I agree Steve!


I just don’t see the problem between drones and planes.why do they not like drones.

Bill, I see it as the same thing with any new technology. We'll always have the "Old Guard" traditionalists who refuse to accept something new no matter how good or exciting it is. It's also a matter of preference. However, in due time, drones will be accepted/tolerated and will become the norm and we'll see more and more fixed wing pilots giving them a try. I remember when synthesizers made the scene back in the late 60's. We went through the same issues with the traditional acoustic musicians. Now they have become an instrument unto their own and it's hard to find a venue that doesn't use one...unless, of course, it's the philharmonic.

I just don’t see the problem between drones and planes.why do they not like drones.

I have enjoyed the work of traditional modelers for a long time. I spend lots of time going through the AMA magazine every month knowing my intrest is not going to be represented because I love the beauty of the planes, and the immaculate work that is preformed. But I have no intrest to do it myself. FPV though offers me a chance to fly like I do in my deams, to dip and dodge through trees like in a movie, but with safe consequences. I fight like hell to protect this hobby and have immensely enjoyed hours of conversation with modelers on the field. Good luck to you I am in your corner.

Thank you David... I hope I can help bring you some more content that meets your interests!


I found your article well written and thoughtful. I agree that both groups have much in common.
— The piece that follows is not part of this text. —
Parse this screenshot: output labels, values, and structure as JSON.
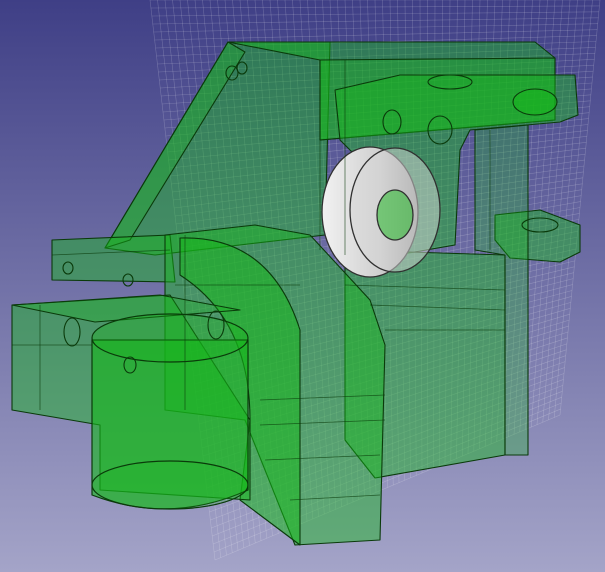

With enough exposure we may find that we can enjoy or at least appreciate both hobbies.

Thank you Greg. I think we can too.


I live near the Cincinnati Airport, and have to drive a minimum of five miles just to find what might be a legal spot that I can fly my drone. I decided the only way I might be able to fly closer to home was to join a club that was just a few miles from my house. I talked to one member who seemed encouraging, so I filled out their registration, and sent the dues (which are higher than my AMA membership was) in.
The next day I got a call basically stating "We don't want you in our club". They tried to dance around the reason saying I had to fly as an apprentice to a member, and they didn't have anyone that was a trainer on drones.
I've pretty much decided to put my drones for sale on Craig's List, and fly the micros on a little course I set up in my basement, and maybe join a dedicated drone club.

We definitely have a ways to go with regard to club acceptance of drones. It will undoubtedly take some time, but don't give up yet Larry! I'm seeing a lot of daylight at the end of the tunnel.


Being one of a handfull of AMA clubs that started like we did with RC planes, Helis, DJI drones & (race quads ), cars trucks and buggies and airboats all RC, all electric in one place we have over 90 members and we’re not even a year old yet and making great use of the 37.5 acres our city leases our club it is possible if we all are willing to accept our individual RC choices and imbrace our differences !!!! The Port Saint Lucie RC Hobby Group

That is amazing Jack! It sounds like you guys have got a great thing going on... I'll definitely look more into your club!


I get at least some of the dichotomy between traditional R/C flyers and the drone folks. Most of it has to do with irresponsible drone flyers. Here in the Seattle area, one drone flyer crashed their drone into the Space Needle. Another crashed their drone into a person, injuring them, at a downtown parade. In another part of the country, a person attached a gun to their drone and fired it remotely. Others have been drone Peeping Toms. This caused city managers and others to write "scorched earth" policies with regard to all aircraft and responsible R/C flyers got caught in the maelstrom.

The ironic part is that the vast majority of the folks on this blog are the responsible drone and R/C flyers. We filed with the FAA. We joined the AMA. We learned and follow the rules. If we can all remember that, we'll be fine.

Add new comment